- **YOUR TASK**
Give back all the data exactly, line by line.

- **GIVEN ENTRIES**
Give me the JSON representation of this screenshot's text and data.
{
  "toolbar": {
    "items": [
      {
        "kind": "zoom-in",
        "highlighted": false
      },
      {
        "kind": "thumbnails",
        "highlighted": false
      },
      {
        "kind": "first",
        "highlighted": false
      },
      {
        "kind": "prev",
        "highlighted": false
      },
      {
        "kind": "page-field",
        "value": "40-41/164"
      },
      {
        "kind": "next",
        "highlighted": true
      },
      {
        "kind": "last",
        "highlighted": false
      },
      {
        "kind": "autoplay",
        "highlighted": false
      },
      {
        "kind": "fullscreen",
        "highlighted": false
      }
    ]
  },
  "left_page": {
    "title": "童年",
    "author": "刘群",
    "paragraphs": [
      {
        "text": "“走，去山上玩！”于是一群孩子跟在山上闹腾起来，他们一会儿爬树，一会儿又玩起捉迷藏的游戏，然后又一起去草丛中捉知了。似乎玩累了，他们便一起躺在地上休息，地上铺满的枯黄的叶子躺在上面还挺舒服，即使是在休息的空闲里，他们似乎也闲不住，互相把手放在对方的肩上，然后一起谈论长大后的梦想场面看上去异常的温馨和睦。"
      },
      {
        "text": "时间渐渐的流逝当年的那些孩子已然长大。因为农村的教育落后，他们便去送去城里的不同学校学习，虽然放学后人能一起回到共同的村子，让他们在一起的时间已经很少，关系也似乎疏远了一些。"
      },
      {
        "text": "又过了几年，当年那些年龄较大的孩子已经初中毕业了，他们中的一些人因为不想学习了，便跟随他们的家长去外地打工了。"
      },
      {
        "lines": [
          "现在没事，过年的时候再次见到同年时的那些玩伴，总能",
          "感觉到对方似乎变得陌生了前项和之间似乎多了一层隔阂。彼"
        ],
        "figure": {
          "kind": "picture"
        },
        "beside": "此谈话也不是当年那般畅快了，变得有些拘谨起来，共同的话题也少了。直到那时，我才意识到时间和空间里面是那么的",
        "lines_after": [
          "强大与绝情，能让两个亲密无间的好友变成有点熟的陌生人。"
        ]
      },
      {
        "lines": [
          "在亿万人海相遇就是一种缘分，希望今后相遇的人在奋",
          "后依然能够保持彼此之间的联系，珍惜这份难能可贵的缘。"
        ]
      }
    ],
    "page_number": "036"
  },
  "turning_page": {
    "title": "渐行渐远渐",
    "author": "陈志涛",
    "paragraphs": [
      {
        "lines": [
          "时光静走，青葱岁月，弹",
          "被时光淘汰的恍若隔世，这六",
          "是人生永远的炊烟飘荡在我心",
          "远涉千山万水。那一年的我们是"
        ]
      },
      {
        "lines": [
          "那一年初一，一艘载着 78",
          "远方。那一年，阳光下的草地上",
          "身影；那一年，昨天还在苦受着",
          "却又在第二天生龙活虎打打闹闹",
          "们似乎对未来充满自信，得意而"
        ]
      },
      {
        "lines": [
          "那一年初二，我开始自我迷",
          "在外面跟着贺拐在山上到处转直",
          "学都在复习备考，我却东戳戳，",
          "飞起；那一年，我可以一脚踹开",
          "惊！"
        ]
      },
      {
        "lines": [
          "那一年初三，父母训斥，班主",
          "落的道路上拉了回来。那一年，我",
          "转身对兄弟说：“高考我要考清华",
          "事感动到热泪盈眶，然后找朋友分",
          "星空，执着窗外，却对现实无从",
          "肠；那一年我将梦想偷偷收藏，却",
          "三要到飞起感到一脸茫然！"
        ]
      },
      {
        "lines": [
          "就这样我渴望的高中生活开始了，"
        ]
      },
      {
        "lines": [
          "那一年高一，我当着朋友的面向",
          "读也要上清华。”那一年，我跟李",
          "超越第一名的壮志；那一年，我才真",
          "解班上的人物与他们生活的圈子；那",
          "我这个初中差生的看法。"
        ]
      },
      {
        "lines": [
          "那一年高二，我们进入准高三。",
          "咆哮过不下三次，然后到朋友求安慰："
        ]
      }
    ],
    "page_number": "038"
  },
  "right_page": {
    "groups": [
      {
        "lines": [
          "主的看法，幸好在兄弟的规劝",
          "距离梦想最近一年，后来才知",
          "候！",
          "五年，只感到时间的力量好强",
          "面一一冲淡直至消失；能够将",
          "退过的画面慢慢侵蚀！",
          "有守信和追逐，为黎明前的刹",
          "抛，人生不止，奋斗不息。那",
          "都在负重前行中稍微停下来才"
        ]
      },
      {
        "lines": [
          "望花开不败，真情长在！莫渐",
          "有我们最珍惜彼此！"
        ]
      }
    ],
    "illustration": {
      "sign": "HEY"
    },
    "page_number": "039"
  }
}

- **FINISHED TASK**
Give me the JSON representation of this screenshot's text and data.
{
  "toolbar": {
    "items": [
      {
        "kind": "zoom-in",
        "highlighted": false
      },
      {
        "kind": "thumbnails",
        "highlighted": false
      },
      {
        "kind": "first",
        "highlighted": false
      },
      {
        "kind": "prev",
        "highlighted": false
      },
      {
        "kind": "page-field",
        "value": "40-41/164"
      },
      {
        "kind": "next",
        "highlighted": true
      },
      {
        "kind": "last",
        "highlighted": false
      },
      {
        "kind": "autoplay",
        "highlighted": false
      },
      {
        "kind": "fullscreen",
        "highlighted": false
      }
    ]
  },
  "left_page": {
    "title": "童年",
    "author": "刘群",
    "paragraphs": [
      {
        "text": "“走，去山上玩！”于是一群孩子跟在山上闹腾起来，他们一会儿爬树，一会儿又玩起捉迷藏的游戏，然后又一起去草丛中捉知了。似乎玩累了，他们便一起躺在地上休息，地上铺满的枯黄的叶子躺在上面还挺舒服，即使是在休息的空闲里，他们似乎也闲不住，互相把手放在对方的肩上，然后一起谈论长大后的梦想场面看上去异常的温馨和睦。"
      },
      {
        "text": "时间渐渐的流逝当年的那些孩子已然长大。因为农村的教育落后，他们便去送去城里的不同学校学习，虽然放学后人能一起回到共同的村子，让他们在一起的时间已经很少，关系也似乎疏远了一些。"
      },
      {
        "text": "又过了几年，当年那些年龄较大的孩子已经初中毕业了，他们中的一些人因为不想学习了，便跟随他们的家长去外地打工了。"
      },
      {
        "lines": [
          "现在没事，过年的时候再次见到同年时的那些玩伴，总能",
          "感觉到对方似乎变得陌生了前项和之间似乎多了一层隔阂。彼"
        ],
        "figure": {
          "kind": "picture"
        },
        "beside": "此谈话也不是当年那般畅快了，变得有些拘谨起来，共同的话题也少了。直到那时，我才意识到时间和空间里面是那么的",
        "lines_after": [
          "强大与绝情，能让两个亲密无间的好友变成有点熟的陌生人。"
        ]
      },
      {
        "lines": [
          "在亿万人海相遇就是一种缘分，希望今后相遇的人在奋",
          "后依然能够保持彼此之间的联系，珍惜这份难能可贵的缘。"
        ]
      }
    ],
    "page_number": "036"
  },
  "turning_page": {
    "title": "渐行渐远渐",
    "author": "陈志涛",
    "paragraphs": [
      {
        "lines": [
          "时光静走，青葱岁月，弹",
          "被时光淘汰的恍若隔世，这六",
          "是人生永远的炊烟飘荡在我心",
          "远涉千山万水。那一年的我们是"
        ]
      },
      {
        "lines": [
          "那一年初一，一艘载着 78",
          "远方。那一年，阳光下的草地上",
          "身影；那一年，昨天还在苦受着",
          "却又在第二天生龙活虎打打闹闹",
          "们似乎对未来充满自信，得意而"
        ]
      },
      {
        "lines": [
          "那一年初二，我开始自我迷",
          "在外面跟着贺拐在山上到处转直",
          "学都在复习备考，我却东戳戳，",
          "飞起；那一年，我可以一脚踹开",
          "惊！"
        ]
      },
      {
        "lines": [
          "那一年初三，父母训斥，班主",
          "落的道路上拉了回来。那一年，我",
          "转身对兄弟说：“高考我要考清华",
          "事感动到热泪盈眶，然后找朋友分",
          "星空，执着窗外，却对现实无从",
          "肠；那一年我将梦想偷偷收藏，却",
          "三要到飞起感到一脸茫然！"
        ]
      },
      {
        "lines": [
          "就这样我渴望的高中生活开始了，"
        ]
      },
      {
        "lines": [
          "那一年高一，我当着朋友的面向",
          "读也要上清华。”那一年，我跟李",
          "超越第一名的壮志；那一年，我才真",
          "解班上的人物与他们生活的圈子；那",
          "我这个初中差生的看法。"
        ]
      },
      {
        "lines": [
          "那一年高二，我们进入准高三。",
          "咆哮过不下三次，然后到朋友求安慰："
        ]
      }
    ],
    "page_number": "038"
  },
  "right_page": {
    "groups": [
      {
        "lines": [
          "主的看法，幸好在兄弟的规劝",
          "距离梦想最近一年，后来才知",
          "候！",
          "五年，只感到时间的力量好强",
          "面一一冲淡直至消失；能够将",
          "退过的画面慢慢侵蚀！",
          "有守信和追逐，为黎明前的刹",
          "抛，人生不止，奋斗不息。那",
          "都在负重前行中稍微停下来才"
        ]
      },
      {
        "lines": [
          "望花开不败，真情长在！莫渐",
          "有我们最珍惜彼此！"
        ]
      }
    ],
    "illustration": {
      "sign": "HEY"
    },
    "page_number": "039"
  }
}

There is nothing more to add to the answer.